【第】585【章】【老】【天】【爷】（【三】） 【这】【突】【如】【其】【来】【的】【西】【伯】【利】【亚】【冷】【空】【气】，【让】【进】【攻】【历】【城】【的】【燕】【军】【士】【兵】【傻】【了】【眼】。【却】【让】【历】【城】【的】【守】【卒】【们】【士】【气】【大】【振】！ 【赢】【箬】【虽】【然】【给】【燕】【军】【士】【兵】【们】【装】【备】【了】【莫】【辛】【纳】【甘】【步】【枪】，【但】【是】【他】【们】【的】【思】【想】【依】【然】【是】【古】【代】【的】，【充】【满】【了】【鬼】【神】【的】【思】【维】。 【此】【时】【降】【落】【到】【地】【面】【的】【燕】【军】【士】【卒】【不】【足】【千】【人】，【更】【多】【的】【人】【还】【在】【热】【气】【球】【上】【没】【有】【下】【来】。

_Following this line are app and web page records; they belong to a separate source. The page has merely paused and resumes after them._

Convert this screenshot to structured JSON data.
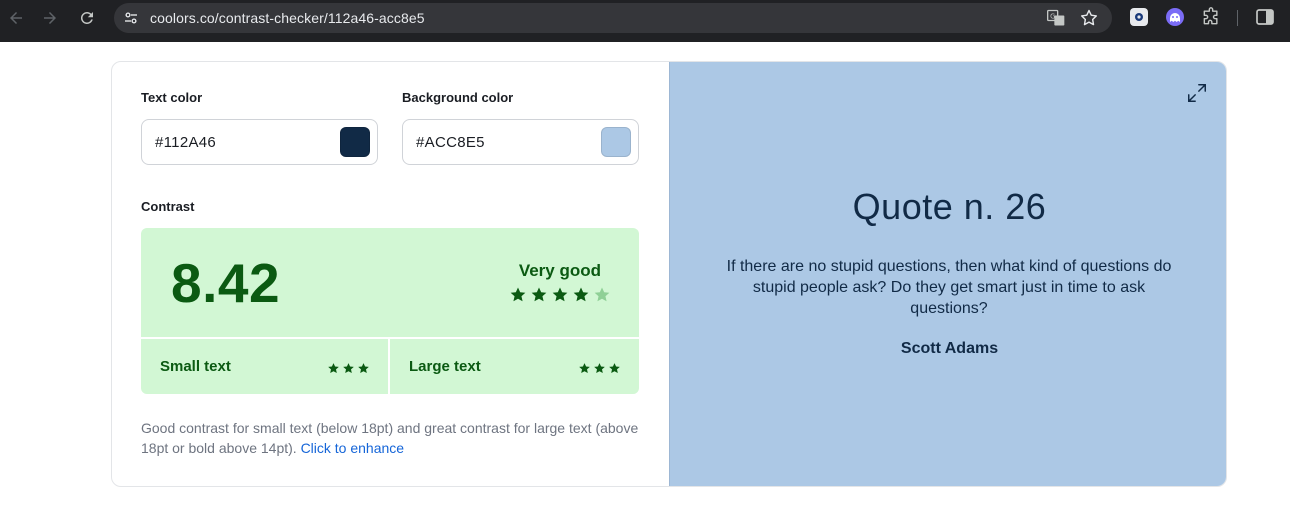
{
  "browser": {
    "url": "coolors.co/contrast-checker/112a46-acc8e5"
  },
  "checker": {
    "text_color_label": "Text color",
    "text_color_value": "#112A46",
    "background_color_label": "Background color",
    "background_color_value": "#ACC8E5",
    "contrast_label": "Contrast",
    "score": "8.42",
    "rating": "Very good",
    "rating_stars": 4,
    "rating_stars_total": 5,
    "small_text_label": "Small text",
    "small_text_stars": 3,
    "large_text_label": "Large text",
    "large_text_stars": 3,
    "description": "Good contrast for small text (below 18pt) and great contrast for large text (above 18pt or bold above 14pt).",
    "enhance_link": "Click to enhance"
  },
  "preview": {
    "title": "Quote n. 26",
    "quote": "If there are no stupid questions, then what kind of questions do stupid people ask? Do they get smart just in time to ask questions?",
    "author": "Scott Adams"
  },
  "colors": {
    "text_color": "#112a46",
    "background_color": "#acc8e5",
    "good_green": "#0b5a12",
    "good_bg": "#d2f7d4",
    "link": "#1565d8"
  },
  "icons": [
    "back-arrow-icon",
    "forward-arrow-icon",
    "reload-icon",
    "site-settings-icon",
    "translate-icon",
    "bookmark-star-icon",
    "extension-icon",
    "puzzle-icon",
    "side-panel-icon",
    "expand-icon",
    "star-icon"
  ]
}
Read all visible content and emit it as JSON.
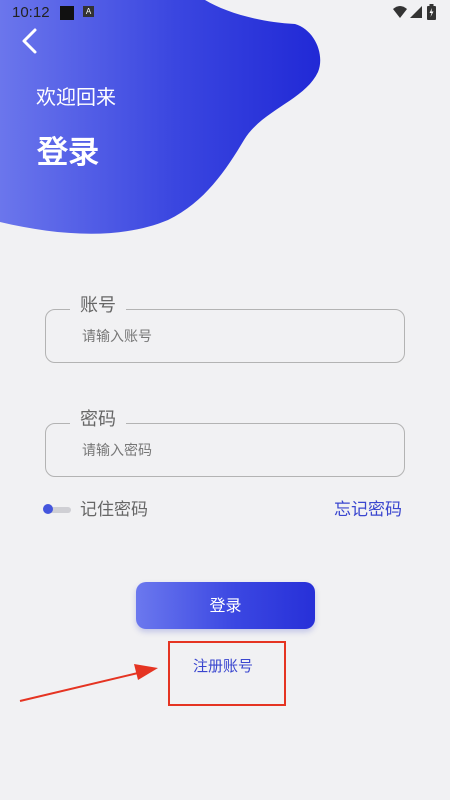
{
  "status_bar": {
    "time": "10:12",
    "notification_glyph": "A"
  },
  "header": {
    "welcome": "欢迎回来",
    "title": "登录"
  },
  "form": {
    "account": {
      "label": "账号",
      "placeholder": "请输入账号",
      "value": ""
    },
    "password": {
      "label": "密码",
      "placeholder": "请输入密码",
      "value": ""
    },
    "remember_label": "记住密码",
    "remember_checked": false,
    "forgot_label": "忘记密码",
    "login_label": "登录",
    "register_label": "注册账号"
  },
  "icons": {
    "back": "chevron-left-icon",
    "wifi": "wifi-icon",
    "signal": "signal-icon",
    "battery": "battery-icon"
  },
  "colors": {
    "accent": "#3a46cf",
    "gradient_start": "#6b78ee",
    "gradient_end": "#2730d8",
    "background": "#f1f1f3",
    "annotation": "#e53422"
  }
}
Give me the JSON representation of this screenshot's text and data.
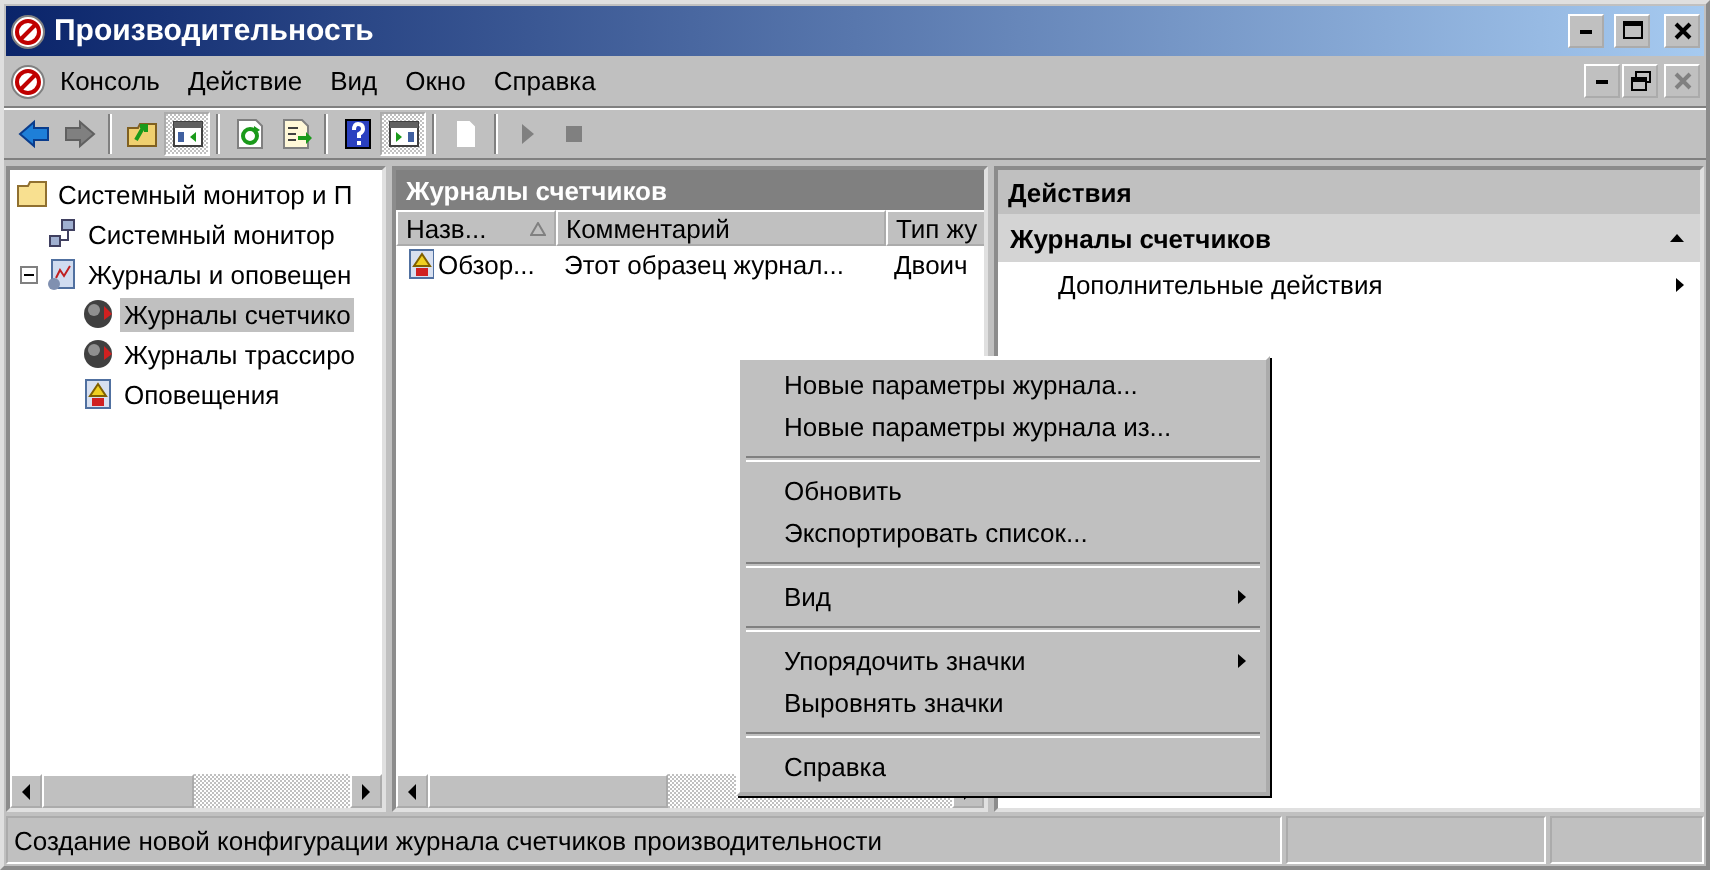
{
  "window": {
    "title": "Производительность"
  },
  "menu": [
    "Консоль",
    "Действие",
    "Вид",
    "Окно",
    "Справка"
  ],
  "toolbar": [
    {
      "kind": "back",
      "disabled": false,
      "pressed": false
    },
    {
      "kind": "forward",
      "disabled": true,
      "pressed": false
    },
    {
      "kind": "separator"
    },
    {
      "kind": "up",
      "pressed": false
    },
    {
      "kind": "tree-toggle",
      "pressed": true
    },
    {
      "kind": "separator"
    },
    {
      "kind": "refresh",
      "pressed": false
    },
    {
      "kind": "export",
      "pressed": false
    },
    {
      "kind": "separator"
    },
    {
      "kind": "help",
      "pressed": false
    },
    {
      "kind": "actions-toggle",
      "pressed": true
    },
    {
      "kind": "separator"
    },
    {
      "kind": "new",
      "pressed": false
    },
    {
      "kind": "separator"
    },
    {
      "kind": "start",
      "disabled": true,
      "pressed": false
    },
    {
      "kind": "stop",
      "disabled": true,
      "pressed": false
    }
  ],
  "tree": [
    {
      "label": "Системный монитор и П",
      "kind": "folder",
      "selected": false,
      "children": [
        {
          "label": "Системный монитор",
          "kind": "monitor",
          "selected": false
        },
        {
          "label": "Журналы и оповещен",
          "kind": "logs",
          "selected": false,
          "expanded": true,
          "children": [
            {
              "label": "Журналы счетчико",
              "kind": "counter",
              "selected": true
            },
            {
              "label": "Журналы трассиро",
              "kind": "counter",
              "selected": false
            },
            {
              "label": "Оповещения",
              "kind": "alert",
              "selected": false
            }
          ]
        }
      ]
    }
  ],
  "list": {
    "title": "Журналы счетчиков",
    "columns": [
      {
        "label": "Назв...",
        "sorted": true
      },
      {
        "label": "Комментарий",
        "sorted": false
      },
      {
        "label": "Тип жу",
        "sorted": false
      }
    ],
    "rows": [
      {
        "cells": [
          "Обзор...",
          "Этот образец журнал...",
          "Двоич"
        ],
        "selected": false
      }
    ]
  },
  "actions": {
    "title": "Действия",
    "sections": [
      {
        "title": "Журналы счетчиков",
        "expanded": true,
        "items": [
          {
            "label": "Дополнительные действия",
            "submenu": true
          }
        ]
      }
    ]
  },
  "context_menu": [
    {
      "kind": "item",
      "label": "Новые параметры журнала...",
      "submenu": false
    },
    {
      "kind": "item",
      "label": "Новые параметры журнала из...",
      "submenu": false
    },
    {
      "kind": "separator"
    },
    {
      "kind": "item",
      "label": "Обновить",
      "submenu": false
    },
    {
      "kind": "item",
      "label": "Экспортировать список...",
      "submenu": false
    },
    {
      "kind": "separator"
    },
    {
      "kind": "item",
      "label": "Вид",
      "submenu": true
    },
    {
      "kind": "separator"
    },
    {
      "kind": "item",
      "label": "Упорядочить значки",
      "submenu": true
    },
    {
      "kind": "item",
      "label": "Выровнять значки",
      "submenu": false
    },
    {
      "kind": "separator"
    },
    {
      "kind": "item",
      "label": "Справка",
      "submenu": false
    }
  ],
  "status_bar": {
    "text": "Создание новой конфигурации журнала счетчиков производительности"
  }
}
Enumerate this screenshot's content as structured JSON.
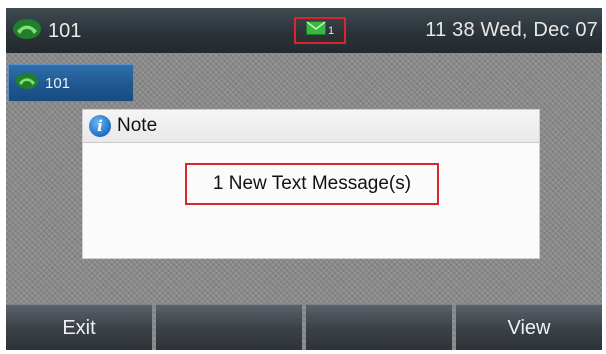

【结】【果】【就】【被】
【当】【世】【韶】【华】，【东】【海】【之】【上】。 【云】【霄】【盘】【踞】，【龙】【魔】【的】【骤】【然】【消】【失】，【虽】【然】【让】【太】【华】【山】【压】【力】【大】【减】，【但】【是】【万】【龙】【化】【魔】，【其】【中】【的】【凶】【险】【比】【起】【之】【前】【只】【高】【不】【低】，【眼】【看】【天】【象】【大】【阵】【即】【将】【崩】【塌】，【一】【切】【万】【象】【都】【岌】【岌】【可】【危】。 【六】【天】【洞】【渊】【大】【帝】【再】【也】【按】【耐】【不】【住】，【他】【看】【到】【自】【己】【曾】【经】【提】【携】【过】【的】【后】【辈】【被】【杀】【死】，【而】【太】【华】【山】【与】【万】【龙】【的】【比】【例】【明】【显】【失】【衡】，【这】【一】【次】【大】【劫】，【甚】【至】【不】【允】【许】【自】
【去】【往】【鬼】【魂】【街】【区】【的】【路】【跟】【来】【美】【容】【院】【的】【方】【式】【差】【不】【多】，【不】【过】【地】【方】【却】【没】【那】【么】【隐】【蔽】，【毕】【竟】【这】【里】【即】【便】【是】【平】【凡】【人】【也】【是】【可】【以】【过】【来】【的】，【只】【不】【过】【没】【有】【伴】【侣】【魂】【气】【护】【体】【的】【话】【长】【时】【间】【待】【里】【面】【会】【有】【危】【险】。 【一】【进】【入】【一】【股】【阴】【凉】【之】【气】【便】【迎】【面】【而】【来】，【充】【斥】【着】【周】【围】，【曲】【诺】【浑】【身】【一】【哆】【嗦】【顿】【觉】【神】【清】【气】【爽】，【虽】【然】【没】【有】【泡】【美】【容】【院】【的】【温】【泉】【舒】【服】，【但】【还】【是】【慢】【喜】【欢】【的】。 【大】【街】【上】